World-leading AI technology developed by the Cambridge Centre for AI in Medicine and their colleagues offers a glimpse of the future of precision medicine, and unprecedented predictive power to clinicians caring for individuals with the life-limiting condition. Accurately predicting how an individual’s chronic illness is going to progress is critical to delivering better-personalised, precision medicine. Only with such insight can a clinician and patient plan optimal treatment strategies for intervention and mitigation. Yet there is an enormous challenge in accurately predicting the clinical trajectories of people for chronic health conditions such as cystic fibrosis (CF), cancer, cardiovascular disease and Alzheimer’s disease.
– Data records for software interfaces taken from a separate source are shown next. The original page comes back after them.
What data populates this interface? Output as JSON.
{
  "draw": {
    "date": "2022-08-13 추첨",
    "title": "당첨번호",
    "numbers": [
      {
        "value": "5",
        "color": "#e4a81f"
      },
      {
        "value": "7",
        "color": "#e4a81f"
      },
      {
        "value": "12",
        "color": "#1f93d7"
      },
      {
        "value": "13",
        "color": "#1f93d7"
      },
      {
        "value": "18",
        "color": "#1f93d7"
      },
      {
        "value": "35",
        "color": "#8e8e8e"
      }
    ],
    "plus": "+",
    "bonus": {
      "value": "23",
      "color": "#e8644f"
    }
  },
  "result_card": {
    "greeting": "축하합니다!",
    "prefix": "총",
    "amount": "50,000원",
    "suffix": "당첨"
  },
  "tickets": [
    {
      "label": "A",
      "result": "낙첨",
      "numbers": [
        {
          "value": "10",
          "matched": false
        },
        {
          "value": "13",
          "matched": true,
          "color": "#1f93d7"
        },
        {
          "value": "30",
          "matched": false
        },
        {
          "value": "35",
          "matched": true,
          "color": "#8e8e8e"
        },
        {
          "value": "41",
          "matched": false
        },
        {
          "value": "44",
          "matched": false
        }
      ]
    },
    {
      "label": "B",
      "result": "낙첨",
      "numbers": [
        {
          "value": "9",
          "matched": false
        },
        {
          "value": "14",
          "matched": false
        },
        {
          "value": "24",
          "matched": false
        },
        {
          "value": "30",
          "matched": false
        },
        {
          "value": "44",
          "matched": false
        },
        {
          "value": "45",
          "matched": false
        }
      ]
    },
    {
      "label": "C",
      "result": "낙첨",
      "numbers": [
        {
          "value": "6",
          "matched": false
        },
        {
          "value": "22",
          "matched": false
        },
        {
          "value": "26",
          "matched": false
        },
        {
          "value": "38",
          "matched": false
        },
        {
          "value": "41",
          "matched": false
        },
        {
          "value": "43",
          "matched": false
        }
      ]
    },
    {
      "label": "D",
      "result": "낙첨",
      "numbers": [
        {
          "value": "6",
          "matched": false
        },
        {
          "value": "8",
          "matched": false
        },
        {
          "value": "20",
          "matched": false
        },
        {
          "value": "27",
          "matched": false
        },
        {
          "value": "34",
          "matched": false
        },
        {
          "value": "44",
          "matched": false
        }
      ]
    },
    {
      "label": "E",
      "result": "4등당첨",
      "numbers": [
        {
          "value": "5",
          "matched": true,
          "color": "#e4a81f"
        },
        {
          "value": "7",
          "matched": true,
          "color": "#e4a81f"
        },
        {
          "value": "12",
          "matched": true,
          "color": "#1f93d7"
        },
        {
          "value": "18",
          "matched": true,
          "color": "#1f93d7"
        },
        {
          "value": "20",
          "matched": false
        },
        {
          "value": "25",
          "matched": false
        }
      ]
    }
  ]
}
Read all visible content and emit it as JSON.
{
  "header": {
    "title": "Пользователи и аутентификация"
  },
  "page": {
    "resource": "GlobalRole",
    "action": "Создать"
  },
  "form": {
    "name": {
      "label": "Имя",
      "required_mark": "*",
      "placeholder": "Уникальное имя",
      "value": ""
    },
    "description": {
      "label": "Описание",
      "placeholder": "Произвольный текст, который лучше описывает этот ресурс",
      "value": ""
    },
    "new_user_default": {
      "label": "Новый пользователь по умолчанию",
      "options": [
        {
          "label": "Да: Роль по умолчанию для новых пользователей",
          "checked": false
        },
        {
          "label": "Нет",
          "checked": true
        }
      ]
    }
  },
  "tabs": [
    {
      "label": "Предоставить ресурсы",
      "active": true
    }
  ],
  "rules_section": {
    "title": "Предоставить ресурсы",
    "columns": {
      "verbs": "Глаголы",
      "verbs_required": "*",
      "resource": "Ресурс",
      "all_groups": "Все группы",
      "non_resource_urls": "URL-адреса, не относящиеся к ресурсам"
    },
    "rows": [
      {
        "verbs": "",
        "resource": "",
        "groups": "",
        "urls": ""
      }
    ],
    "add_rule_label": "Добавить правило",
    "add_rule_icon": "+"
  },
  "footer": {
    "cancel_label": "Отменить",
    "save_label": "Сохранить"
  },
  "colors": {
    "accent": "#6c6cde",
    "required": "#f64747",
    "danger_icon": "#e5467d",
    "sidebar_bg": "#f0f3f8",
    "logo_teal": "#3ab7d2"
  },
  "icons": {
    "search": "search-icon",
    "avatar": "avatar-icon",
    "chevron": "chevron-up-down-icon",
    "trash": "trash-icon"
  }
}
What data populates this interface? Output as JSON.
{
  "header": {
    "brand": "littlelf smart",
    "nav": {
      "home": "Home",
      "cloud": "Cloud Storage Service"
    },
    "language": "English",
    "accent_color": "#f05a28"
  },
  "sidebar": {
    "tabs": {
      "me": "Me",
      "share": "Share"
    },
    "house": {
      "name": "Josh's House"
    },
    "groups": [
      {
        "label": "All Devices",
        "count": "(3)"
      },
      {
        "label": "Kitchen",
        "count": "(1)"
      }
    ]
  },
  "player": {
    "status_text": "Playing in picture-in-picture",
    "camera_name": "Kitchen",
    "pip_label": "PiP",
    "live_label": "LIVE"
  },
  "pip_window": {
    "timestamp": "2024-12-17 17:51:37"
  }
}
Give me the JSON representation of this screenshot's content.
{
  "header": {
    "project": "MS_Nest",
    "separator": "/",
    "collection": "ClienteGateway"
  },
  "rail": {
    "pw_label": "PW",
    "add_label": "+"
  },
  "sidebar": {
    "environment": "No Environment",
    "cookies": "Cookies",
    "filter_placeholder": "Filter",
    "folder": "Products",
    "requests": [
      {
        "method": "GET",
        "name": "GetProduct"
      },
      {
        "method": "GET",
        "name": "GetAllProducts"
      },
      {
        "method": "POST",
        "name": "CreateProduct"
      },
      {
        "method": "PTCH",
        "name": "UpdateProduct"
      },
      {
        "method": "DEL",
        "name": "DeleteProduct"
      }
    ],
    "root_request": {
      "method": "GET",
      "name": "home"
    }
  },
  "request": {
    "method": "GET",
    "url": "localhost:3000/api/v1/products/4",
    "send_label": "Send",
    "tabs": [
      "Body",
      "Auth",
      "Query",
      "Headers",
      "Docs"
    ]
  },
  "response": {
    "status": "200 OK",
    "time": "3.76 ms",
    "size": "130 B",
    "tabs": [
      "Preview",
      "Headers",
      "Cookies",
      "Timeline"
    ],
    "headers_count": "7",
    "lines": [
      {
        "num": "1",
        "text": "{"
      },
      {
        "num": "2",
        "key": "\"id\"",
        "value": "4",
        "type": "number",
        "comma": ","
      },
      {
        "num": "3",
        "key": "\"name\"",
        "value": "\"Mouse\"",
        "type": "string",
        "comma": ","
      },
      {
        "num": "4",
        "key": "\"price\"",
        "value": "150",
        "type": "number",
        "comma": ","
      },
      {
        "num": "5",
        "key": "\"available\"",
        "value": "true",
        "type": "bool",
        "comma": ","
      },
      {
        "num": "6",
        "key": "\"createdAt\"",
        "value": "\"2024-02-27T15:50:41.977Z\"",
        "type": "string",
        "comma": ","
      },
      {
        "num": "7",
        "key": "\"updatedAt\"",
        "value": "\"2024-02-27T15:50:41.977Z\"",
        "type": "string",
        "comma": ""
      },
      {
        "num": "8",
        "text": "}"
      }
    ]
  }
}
In just two years, the researchers have developed technology that has moved from producing ML-based predictions of lung failure in CF patients using a snapshot of patient data – itself a remarkable improvement on the previous state of the art – to dynamic predictions of individual disease trajectories, predictions of competing health risks and comorbidities, ‘temporal clustering’ with past patients, and much more.
The researchers are presenting three of their new ML technologies this week at the North American Cystic Fibrosis Conference 2020. In-depth details of the technologies and their potential implications are available on the CCAIM website. The tools developed by the Cambridge researchers represent astonishing progress in a very short time, and reveal the power of ML methods to tackle the remaining mysteries of common chronic illnesses and provide highly precise predictions of patient-specific health outcomes of unprecedented accuracy.
(Content Courtesy: https://www.cam.ac.uk/research/news/machine-learning-comes-of-age-in-cystic-fibrosis)